Second, we find that the district court did not err in determining that the disability discrimination claim raised in Gryner's second EEO complaint was time-barred. Gryner failed to appeal the EEO ruling within thirty days, as required by statute at the time. See 42 U.S.C. § 2000e-16(c) (1980).1 

Third, we find that the district court did not err in determining that Gryner failed to exhaust the available administrative remedies for his reprisal discrimination claim. Because he failed to bring an EEO complaint, his claim cannot be raised in federal court.
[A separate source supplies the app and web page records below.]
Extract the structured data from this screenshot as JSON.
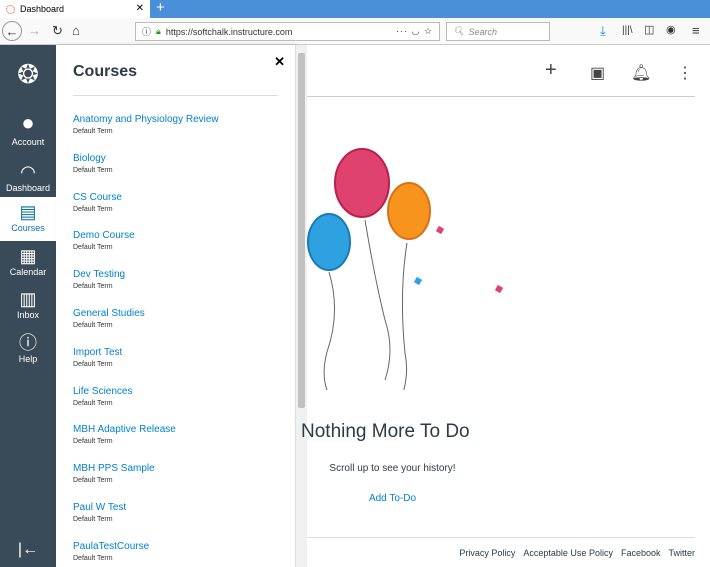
{
  "browser": {
    "tab_title": "Dashboard",
    "url": "https://softchalk.instructure.com",
    "search_placeholder": "Search"
  },
  "global_nav": [
    {
      "label": "Account",
      "icon": "avatar-icon"
    },
    {
      "label": "Dashboard",
      "icon": "dashboard-icon"
    },
    {
      "label": "Courses",
      "icon": "courses-icon",
      "active": true
    },
    {
      "label": "Calendar",
      "icon": "calendar-icon"
    },
    {
      "label": "Inbox",
      "icon": "inbox-icon"
    },
    {
      "label": "Help",
      "icon": "help-icon"
    }
  ],
  "tray": {
    "title": "Courses",
    "courses": [
      {
        "name": "Anatomy and Physiology Review",
        "term": "Default Term"
      },
      {
        "name": "Biology",
        "term": "Default Term"
      },
      {
        "name": "CS Course",
        "term": "Default Term"
      },
      {
        "name": "Demo Course",
        "term": "Default Term"
      },
      {
        "name": "Dev Testing",
        "term": "Default Term"
      },
      {
        "name": "General Studies",
        "term": "Default Term"
      },
      {
        "name": "Import Test",
        "term": "Default Term"
      },
      {
        "name": "Life Sciences",
        "term": "Default Term"
      },
      {
        "name": "MBH Adaptive Release",
        "term": "Default Term"
      },
      {
        "name": "MBH PPS Sample",
        "term": "Default Term"
      },
      {
        "name": "Paul W Test",
        "term": "Default Term"
      },
      {
        "name": "PaulaTestCourse",
        "term": "Default Term"
      }
    ]
  },
  "main": {
    "empty_title": "Nothing More To Do",
    "empty_sub": "Scroll up to see your history!",
    "add_todo": "Add To-Do"
  },
  "footer": [
    "Privacy Policy",
    "Acceptable Use Policy",
    "Facebook",
    "Twitter"
  ]
}
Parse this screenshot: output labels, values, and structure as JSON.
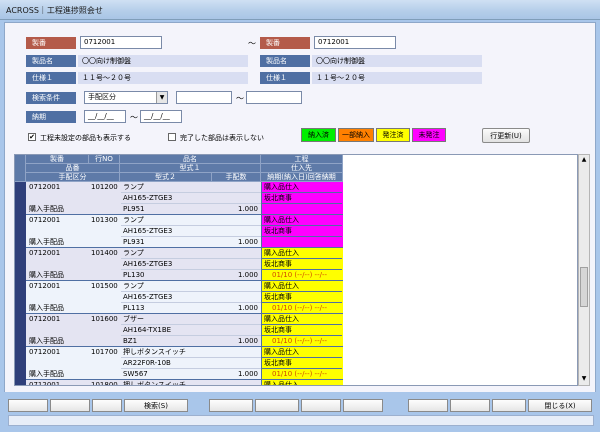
{
  "window": {
    "title": "ACROSS｜工程進捗照会せ"
  },
  "header": {
    "seiban_label": "製番",
    "seiban_from": "0712001",
    "tilde": "～",
    "seiban_to": "0712001",
    "hinmei_label": "製品名",
    "hinmei_left": "〇〇向け制御盤",
    "hinmei_right": "〇〇向け制御盤",
    "shiyou_label": "仕様１",
    "shiyou_left": "１１号～２０号",
    "shiyou_right": "１１号～２０号",
    "kensaku_label": "検索条件",
    "kensaku_select": "手配区分",
    "kensaku_tilde": "～",
    "nouki_label": "納期",
    "nouki_from": "__/__/__",
    "nouki_tilde": "～",
    "nouki_to": "__/__/__"
  },
  "options": {
    "show_unset_label": "工程未設定の部品も表示する",
    "show_unset_checked": "✔",
    "hide_done_label": "完了した部品は表示しない"
  },
  "legend": [
    {
      "label": "納入済",
      "color": "#00ee00"
    },
    {
      "label": "一部納入",
      "color": "#ff8000"
    },
    {
      "label": "発注済",
      "color": "#ffff00"
    },
    {
      "label": "未発注",
      "color": "#ff00ff"
    }
  ],
  "refresh_button": "行更新(U)",
  "grid": {
    "headers": {
      "r1": [
        "製番",
        "行NO",
        "品名",
        "工程"
      ],
      "r2": [
        "品番",
        "型式１",
        "仕入先"
      ],
      "r3": [
        "手配区分",
        "型式２",
        "手配数",
        "納期(納入日)回答納期"
      ]
    },
    "rows": [
      {
        "seiban": "0712001",
        "gyo": "101200",
        "hinmei": "ランプ",
        "kata1": "AH165-ZTGE3",
        "kubun": "購入手配品",
        "kata2": "PL951",
        "qty": "1.000",
        "p1": "購入品仕入",
        "p2": "坂北商事",
        "p3": "",
        "color": "#ff00ff"
      },
      {
        "seiban": "0712001",
        "gyo": "101300",
        "hinmei": "ランプ",
        "kata1": "AH165-ZTGE3",
        "kubun": "購入手配品",
        "kata2": "PL931",
        "qty": "1.000",
        "p1": "購入品仕入",
        "p2": "坂北商事",
        "p3": "",
        "color": "#ff00ff"
      },
      {
        "seiban": "0712001",
        "gyo": "101400",
        "hinmei": "ランプ",
        "kata1": "AH165-ZTGE3",
        "kubun": "購入手配品",
        "kata2": "PL130",
        "qty": "1.000",
        "p1": "購入品仕入",
        "p2": "坂北商事",
        "p3": "01/10 (--/--) --/--",
        "color": "#ffff00"
      },
      {
        "seiban": "0712001",
        "gyo": "101500",
        "hinmei": "ランプ",
        "kata1": "AH165-ZTGE3",
        "kubun": "購入手配品",
        "kata2": "PL113",
        "qty": "1.000",
        "p1": "購入品仕入",
        "p2": "坂北商事",
        "p3": "01/10 (--/--) --/--",
        "color": "#ffff00"
      },
      {
        "seiban": "0712001",
        "gyo": "101600",
        "hinmei": "ブザー",
        "kata1": "AH164-TX1BE",
        "kubun": "購入手配品",
        "kata2": "BZ1",
        "qty": "1.000",
        "p1": "購入品仕入",
        "p2": "坂北商事",
        "p3": "01/10 (--/--) --/--",
        "color": "#ffff00"
      },
      {
        "seiban": "0712001",
        "gyo": "101700",
        "hinmei": "押しボタンスイッチ",
        "kata1": "AR22F0R-10B",
        "kubun": "購入手配品",
        "kata2": "SW567",
        "qty": "1.000",
        "p1": "購入品仕入",
        "p2": "坂北商事",
        "p3": "01/10 (--/--) --/--",
        "color": "#ffff00"
      },
      {
        "seiban": "0712001",
        "gyo": "101800",
        "hinmei": "押しボタンスイッチ",
        "kata1": "",
        "kubun": "",
        "kata2": "",
        "qty": "",
        "p1": "購入品仕入",
        "p2": "",
        "p3": "",
        "color": "#ffff00"
      }
    ]
  },
  "footer": {
    "search_button": "検索(S)",
    "close_button": "閉じる(X)"
  }
}
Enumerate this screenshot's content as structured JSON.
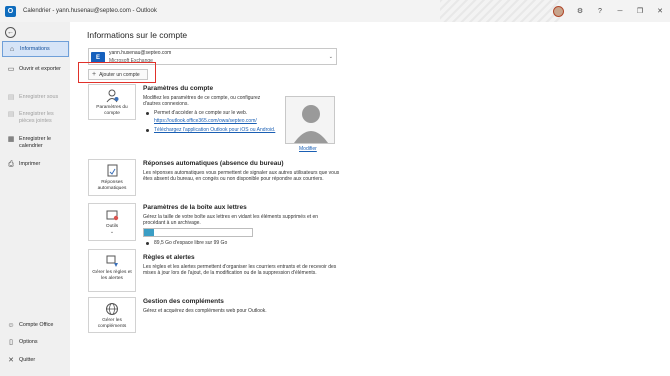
{
  "window": {
    "title": "Calendrier - yann.husenau@septeo.com - Outlook"
  },
  "sidebar": {
    "items": [
      {
        "label": "Informations",
        "icon": "home-icon"
      },
      {
        "label": "Ouvrir et exporter",
        "icon": "folder-open-icon"
      },
      {
        "label": "Enregistrer sous",
        "icon": "save-as-icon"
      },
      {
        "label": "Enregistrer les pièces jointes",
        "icon": "attachment-save-icon"
      },
      {
        "label": "Enregistrer le calendrier",
        "icon": "calendar-save-icon"
      },
      {
        "label": "Imprimer",
        "icon": "printer-icon"
      }
    ],
    "footer": [
      {
        "label": "Compte Office",
        "icon": "user-icon"
      },
      {
        "label": "Options",
        "icon": "options-icon"
      },
      {
        "label": "Quitter",
        "icon": "close-icon"
      }
    ]
  },
  "main": {
    "title": "Informations sur le compte",
    "account": {
      "email": "yann.husenau@septeo.com",
      "type": "Microsoft Exchange"
    },
    "add_account_label": "Ajouter un compte",
    "account_settings": {
      "tile_label": "Paramètres du compte",
      "title": "Paramètres du compte",
      "description": "Modifiez les paramètres de ce compte, ou configurez d'autres connexions.",
      "bullet": "Permet d'accéder à ce compte sur le web.",
      "web_link": "https://outlook.office365.com/owa/septeo.com/",
      "mobile_link": "Téléchargez l'application Outlook pour iOS ou Android.",
      "modify_label": "Modifier"
    },
    "auto_replies": {
      "tile_label": "Réponses automatiques",
      "title": "Réponses automatiques (absence du bureau)",
      "description": "Les réponses automatiques vous permettent de signaler aux autres utilisateurs que vous êtes absent du bureau, en congés ou non disponible pour répondre aux courriers."
    },
    "mailbox_settings": {
      "tile_label": "Outils",
      "title": "Paramètres de la boîte aux lettres",
      "description": "Gérez la taille de votre boîte aux lettres en vidant les éléments supprimés et en procédant à un archivage.",
      "storage_text": "89,5 Go d'espace libre sur 99 Go",
      "storage_used_fraction": 0.096
    },
    "rules": {
      "tile_label": "Gérer les règles et les alertes",
      "title": "Règles et alertes",
      "description": "Les règles et les alertes permettent d'organiser les courriers entrants et de recevoir des mises à jour lors de l'ajout, de la modification ou de la suppression d'éléments."
    },
    "addins": {
      "tile_label": "Gérer les compléments",
      "title": "Gestion des compléments",
      "description": "Gérez et acquérez des compléments web pour Outlook."
    }
  },
  "colors": {
    "accent": "#0f6cbd",
    "highlight": "#e0312a",
    "link": "#1a5fb4",
    "storage": "#3b9ec5"
  }
}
Greenlaw v. Garrett, 43 F.3d 462, 465 (9th Cir. 1994); see also 29 C.F.R. Sec. 1613.281.

Finally, we hold that the district court did not err in determining that Gryner's breach of contract and wrongful discharge claims were preempted by federal statute. As a federal employee, Gryner is obliged to pursue the remedies available under the Civil Service Reform Act of 1978. See 5 U.S.C. § 2301 et seq.; Lehman v. Morrissey, 779 F.2d 526, 527 (9th Cir. 1985).

Accordingly, the judgment of the district court is AFFIRMED.

 *

The panel finds this case appropriate for submission without argument pursuant to 9th Cir.R. 34-4 and Fed. R. App. P. 34(a)

 **

This disposition is not appropriate for publication and may not be cited to or by the courts of this circuit except as provided by 9th Cir.R. 36-3

 1

Effective November 21, 1991, the time within which an aggrieved employee may file a civil action was increased from 30 days to 90 days. However, this extension in the filing period does not apply retroactively. Chenault v. United States Postal Serv., 37 F.3d 535, 538-39 (9th Cir. 1994)